Since the 1990s, NIL has emerged as one of the most versatile methods for nanoscale patterning, capable of fabricating patterns from less than 10 nm to a few microns on a large area, at a low cost and with a high throughput. It is therefore considered on the current ITRS roadmap as an emerging lithography technique.

To perform NIL on a substrate, three basic components are required: (i) a stamp with suitable feature sizes; (ii) the material to be imprinted, usually a thin layer of a polymeric resist with a suitable glass transition temperature; and (iii) equipment for printing with adequate control over temperature, pressure and parallelism of the stamp and the substrate.

During thermal imprinting, also called hot embossing, the stamp is pressed at high temperature and pressure into the then fluid polymer layer, which leads to permanent structure replication upon cooling. This principle of NIL is quite simple and therefore the technology has found widespread use. However, the resist material is generally regarded as one of the challenges of this technique because the material has to fulfill several requirements such as low viscosity, low adhesion to the mold, good adhesion to the substrate and high etch resistance to allow pattern transfer into the substrate. In particular, a high etch resistance is required to create high-aspect-ratio structures. This is commonly achieved by changing the polymeric resist after imprinting, by additional metal evaporation and lift-off steps, into a metal mask that performs better in reactive ion etching than most organic polymer resists.

In a recent paper published in Nanotechnology, the MESA+ team has proposed a new type of organometallic resist – poly(ferrocenylsilane)s (PFSs). The material provides excellent etch contrast and does away with the need for metal lift off.

PFSs are composed of alternating ferrocene and silane units in the main chain, which adds a distinctive functionality to this material. These polymers were found to be effective resists in reactive ion etching processes due to the formation of an etch-resistant iron/silicon oxide layer in oxygen-containing plasmas, which was the motivation to use this polymer as a NIL resist.

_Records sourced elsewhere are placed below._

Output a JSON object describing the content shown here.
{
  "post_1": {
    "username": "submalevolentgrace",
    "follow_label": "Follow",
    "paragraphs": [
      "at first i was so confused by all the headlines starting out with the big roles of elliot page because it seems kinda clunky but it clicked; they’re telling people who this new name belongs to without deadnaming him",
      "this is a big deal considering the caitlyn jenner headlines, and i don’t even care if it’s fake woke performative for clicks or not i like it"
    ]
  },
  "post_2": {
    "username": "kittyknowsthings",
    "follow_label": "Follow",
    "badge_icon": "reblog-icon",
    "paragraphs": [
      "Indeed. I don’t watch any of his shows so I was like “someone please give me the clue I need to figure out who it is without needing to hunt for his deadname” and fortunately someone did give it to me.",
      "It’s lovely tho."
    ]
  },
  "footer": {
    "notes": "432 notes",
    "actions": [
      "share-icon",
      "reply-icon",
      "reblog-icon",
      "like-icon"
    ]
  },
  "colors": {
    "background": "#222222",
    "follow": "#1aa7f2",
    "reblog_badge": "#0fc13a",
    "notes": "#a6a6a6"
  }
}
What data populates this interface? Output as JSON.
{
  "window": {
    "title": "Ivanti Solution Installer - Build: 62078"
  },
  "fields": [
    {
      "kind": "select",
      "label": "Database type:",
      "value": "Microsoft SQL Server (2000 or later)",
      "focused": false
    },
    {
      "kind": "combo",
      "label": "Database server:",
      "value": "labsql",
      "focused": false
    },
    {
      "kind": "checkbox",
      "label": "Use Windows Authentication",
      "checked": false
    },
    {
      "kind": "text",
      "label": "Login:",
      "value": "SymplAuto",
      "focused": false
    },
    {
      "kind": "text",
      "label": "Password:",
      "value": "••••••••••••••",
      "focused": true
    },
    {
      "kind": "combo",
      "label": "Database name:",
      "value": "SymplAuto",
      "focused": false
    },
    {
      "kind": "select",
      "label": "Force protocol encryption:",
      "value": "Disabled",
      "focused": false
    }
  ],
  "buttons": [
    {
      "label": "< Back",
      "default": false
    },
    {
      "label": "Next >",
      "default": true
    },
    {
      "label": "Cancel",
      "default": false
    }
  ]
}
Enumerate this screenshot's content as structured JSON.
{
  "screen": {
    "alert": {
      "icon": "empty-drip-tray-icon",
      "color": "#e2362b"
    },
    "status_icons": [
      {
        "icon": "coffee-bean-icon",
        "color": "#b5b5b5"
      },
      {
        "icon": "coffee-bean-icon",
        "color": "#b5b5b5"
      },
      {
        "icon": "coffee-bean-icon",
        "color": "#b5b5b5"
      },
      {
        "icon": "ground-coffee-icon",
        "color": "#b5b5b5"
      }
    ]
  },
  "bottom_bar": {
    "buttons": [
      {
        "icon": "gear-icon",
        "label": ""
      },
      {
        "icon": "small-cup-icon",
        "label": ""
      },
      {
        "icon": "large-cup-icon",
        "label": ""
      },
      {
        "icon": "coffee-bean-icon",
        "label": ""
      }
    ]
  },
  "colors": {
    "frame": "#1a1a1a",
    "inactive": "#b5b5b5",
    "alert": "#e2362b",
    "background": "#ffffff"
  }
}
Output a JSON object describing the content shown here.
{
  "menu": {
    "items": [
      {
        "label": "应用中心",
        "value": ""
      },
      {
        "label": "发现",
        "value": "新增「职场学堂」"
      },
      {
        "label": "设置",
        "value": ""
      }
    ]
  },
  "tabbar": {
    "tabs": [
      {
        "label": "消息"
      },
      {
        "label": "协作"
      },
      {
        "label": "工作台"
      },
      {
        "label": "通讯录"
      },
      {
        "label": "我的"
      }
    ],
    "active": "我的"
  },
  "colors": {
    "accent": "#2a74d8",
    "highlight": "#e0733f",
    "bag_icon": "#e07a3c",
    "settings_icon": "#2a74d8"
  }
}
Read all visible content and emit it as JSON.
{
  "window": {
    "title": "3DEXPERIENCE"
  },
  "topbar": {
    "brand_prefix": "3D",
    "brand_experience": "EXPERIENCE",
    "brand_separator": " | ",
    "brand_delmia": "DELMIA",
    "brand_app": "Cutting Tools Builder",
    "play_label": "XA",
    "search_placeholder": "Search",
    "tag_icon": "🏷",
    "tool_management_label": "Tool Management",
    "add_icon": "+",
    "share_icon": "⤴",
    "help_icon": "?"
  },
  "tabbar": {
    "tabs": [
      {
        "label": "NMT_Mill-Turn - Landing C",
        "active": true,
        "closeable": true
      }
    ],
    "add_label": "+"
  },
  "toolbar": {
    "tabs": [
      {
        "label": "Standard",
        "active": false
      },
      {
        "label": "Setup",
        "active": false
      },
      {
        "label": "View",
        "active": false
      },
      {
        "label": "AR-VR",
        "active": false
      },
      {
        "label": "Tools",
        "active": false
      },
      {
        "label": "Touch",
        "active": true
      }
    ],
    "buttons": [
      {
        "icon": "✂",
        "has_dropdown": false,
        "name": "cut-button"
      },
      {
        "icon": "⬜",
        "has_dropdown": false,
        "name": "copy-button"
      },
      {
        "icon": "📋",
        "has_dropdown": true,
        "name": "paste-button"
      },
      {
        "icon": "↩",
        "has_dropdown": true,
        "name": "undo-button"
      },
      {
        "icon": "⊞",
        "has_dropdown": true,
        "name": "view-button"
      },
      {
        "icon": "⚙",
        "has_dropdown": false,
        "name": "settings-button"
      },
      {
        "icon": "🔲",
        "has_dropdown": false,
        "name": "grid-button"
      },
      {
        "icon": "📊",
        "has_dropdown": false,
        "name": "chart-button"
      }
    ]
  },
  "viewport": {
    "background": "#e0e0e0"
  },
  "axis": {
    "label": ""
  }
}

PFS films obtained by spin coating were conveniently imprinted by thermal NIL. After removal of the residual layer, the patterns were directly transferred into silicon substrates by reactive ion etching with very high etch contrasts, showing the potential for the formation of high-aspect-ratio structures and a reduction in the number of processing steps required to achieve them.